Another quarantine period began. While I was concerned, I really thought there was a good chance this was “just” the flu. After all, I’ve been taking this thing very seriously. I have asthma, a condition that makes people more susceptible to COVID-19, and I have been taking every precaution necessary while working, shopping, etc. I owe it to myself and to my family to keep myself safe. I also have seen the unpredictable nature of this virus—how it can turn the healthy into the dead.
I woke up on Tuesday the 17th, still feeling terrible, to an email with my results: I had tested positive for COVID-19. I printed them out via Bluetooth, so my mom, in the other room, would see them.
In the week since, it’s been all masks, all the time, with her or other family members. They all got tested again, and so far, all the results have been negative. Everyone has continued feeling well, other than my dad, who has felt a little unwell at times, although it’s been nothing serious. My mother has been such a saint: She has cleaned every surface I’ve touched while risking her own well-being to check up on me, bring me medicine and food, and make sure I’m not going insane while being stuck in my room.
The most baffling thing to me, although I am grateful for it, is the fact that my brother has continued to be healthy and test negative. We were together for our entire trip; we had our masks on and off at the same time—and I got it, but he apparently didn’t. Yet another mystery of the virus.
I am also grateful for the fact that Alyssa, my girlfriend, has continued to be healthy and test negative, after that car ride together just before I started feeling sick.
Thankfully, I have so far retained my sense of smell and taste. However, my other symptoms have been dreadful and shitty—a revolving door of sickness. I am weak and constantly out of breath. Anytime I get up for more than a few minutes, I feel as if I’ve just ran a mile. One day, I will have a headache; the next day, my sinuses will ache. As I’m writing this, I’ve been coughing like a smoker all day. Everything just hurts. However, the worst feeling comes from knowing that at any moment, I could pass this onto a family member. Sure, we’re all taking precautions, but precautions didn’t keep me from getting sick.
I’ve talked to a lot of people about how this pandemic may spark an artistic renaissance. Well, despite not feeling well, I’ve been able to create a lot of music and art, and do a lot of work, while confined to my room all day. (Just don’t try to sing with COVID … that was a really bad idea.)
I’ve learned a lot, too.

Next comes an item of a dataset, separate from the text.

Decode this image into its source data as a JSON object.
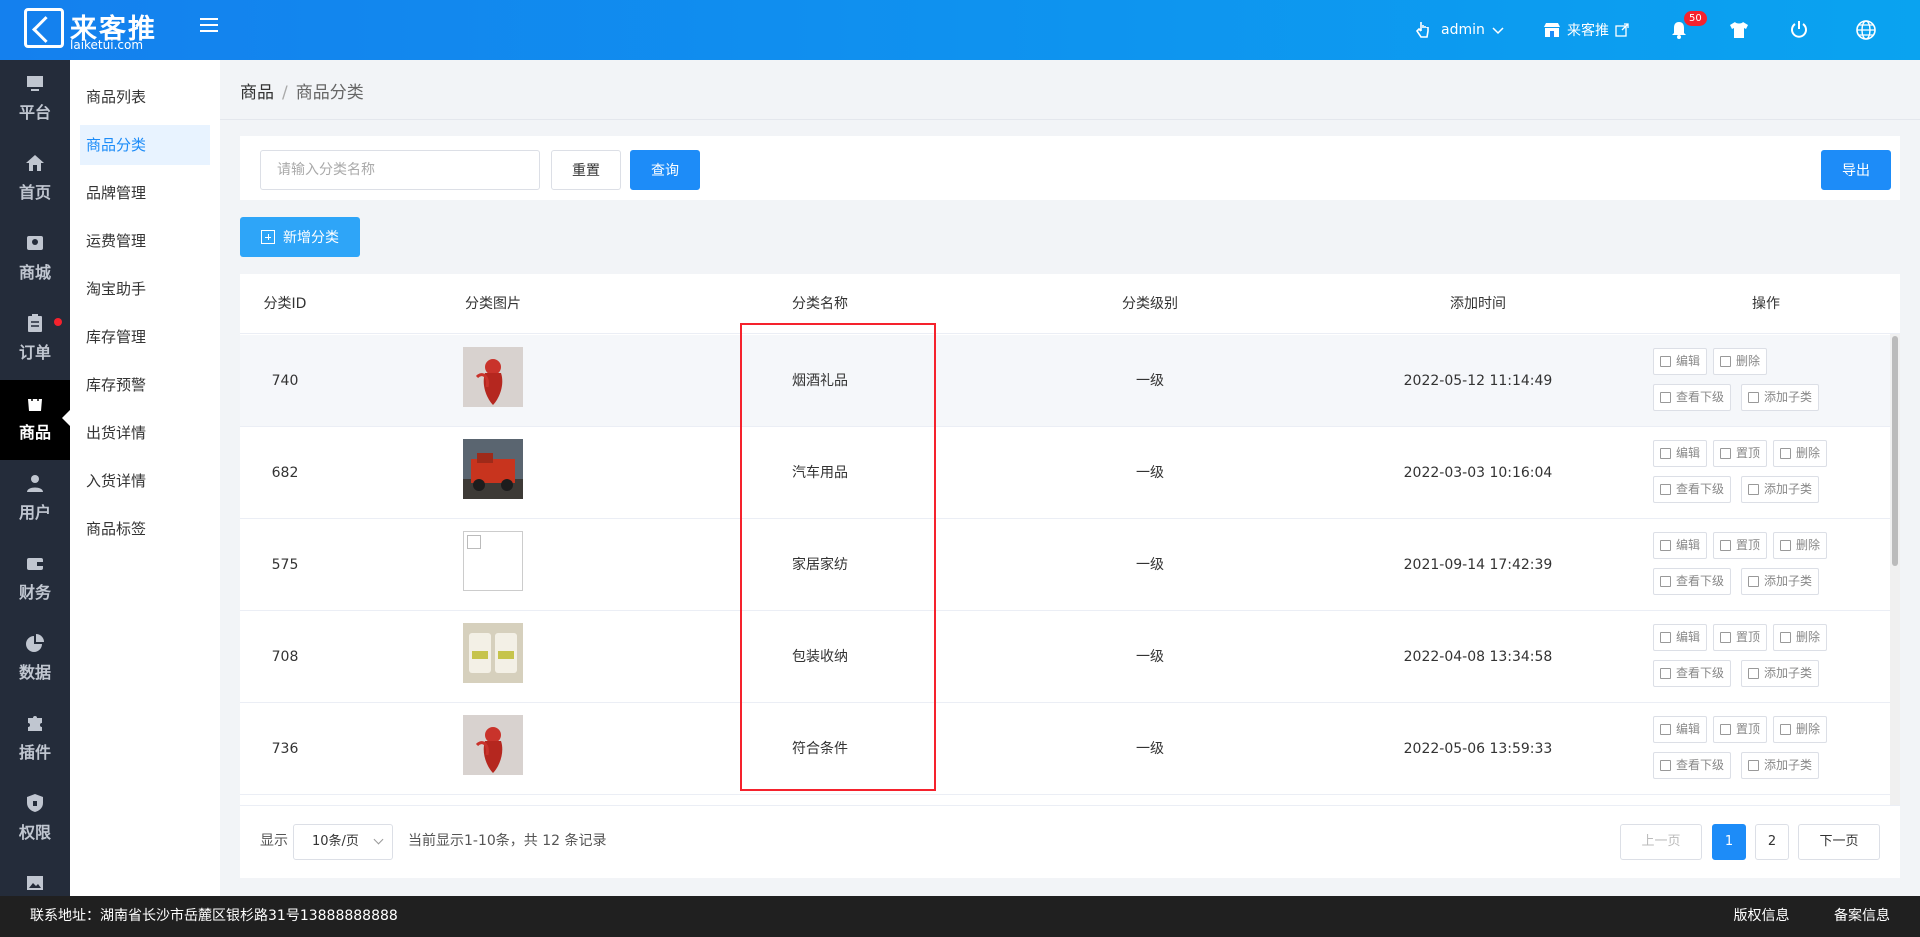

My doctor told me that my first test after my trip was taken too quickly—because it can take up to two weeks, or even longer, after exposure to the coronavirus for symptoms to show up.
Many people have misconceptions about this virus—including one that people my age aren’t at risk. I am here to tell you that’s wrong. I did everything right, and yet I haven’t been out of bed for more than 15 minutes at a time in more than a week.

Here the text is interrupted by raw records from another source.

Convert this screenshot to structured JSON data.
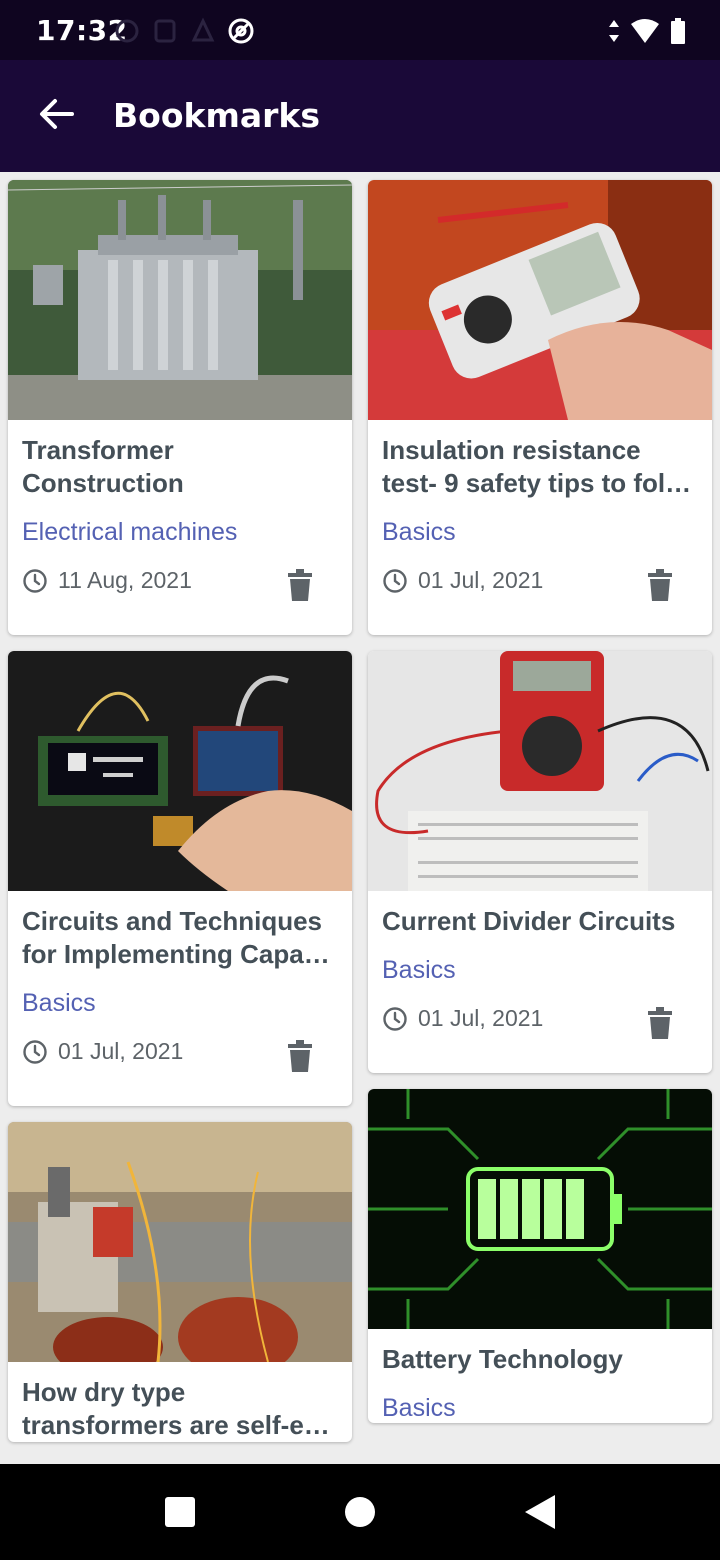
{
  "status_bar": {
    "time": "17:32"
  },
  "app_bar": {
    "title": "Bookmarks"
  },
  "cards": [
    {
      "title": "Transformer Construction",
      "category": "Electrical machines",
      "date": "11 Aug, 2021",
      "image": "transformer-substation"
    },
    {
      "title": "Insulation resistance test- 9 safety tips to fol…",
      "category": "Basics",
      "date": "01 Jul, 2021",
      "image": "insulation-tester"
    },
    {
      "title": "Circuits and Techniques for Implementing Capa…",
      "category": "Basics",
      "date": "01 Jul, 2021",
      "image": "touch-sensor-board"
    },
    {
      "title": "Current Divider Circuits",
      "category": "Basics",
      "date": "01 Jul, 2021",
      "image": "multimeter-breadboard"
    },
    {
      "title": "How dry type transformers are self-e…",
      "category": "",
      "date": "",
      "image": "dry-type-transformer"
    },
    {
      "title": "Battery Technology",
      "category": "Basics",
      "date": "",
      "image": "battery-circuit"
    }
  ],
  "colors": {
    "accent": "#5461b3",
    "app_bar": "#1a0938",
    "status_bar": "#0f0520",
    "title_text": "#444f57"
  }
}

Please wear your mask. I have no idea how I contracted the virus, but I do know one thing: Masks help.
Thank you to everyone who has checked up on me, cared for me, and loved me during this time. I love you so much, Mom; thank you for all that you do, and all that you continue to do for me. Thank you, Alyssa, for keeping me company over the phone, and playing video games with me online. I love you a lot, and I can’t wait to see you again. A special thanks to my editor, who has checked in every day, and has recommended some things to help me get through this time—like writing this article. I hold my family, friends and my girlfriend very close to my heart. I can’t wait to get through this and get back to life again.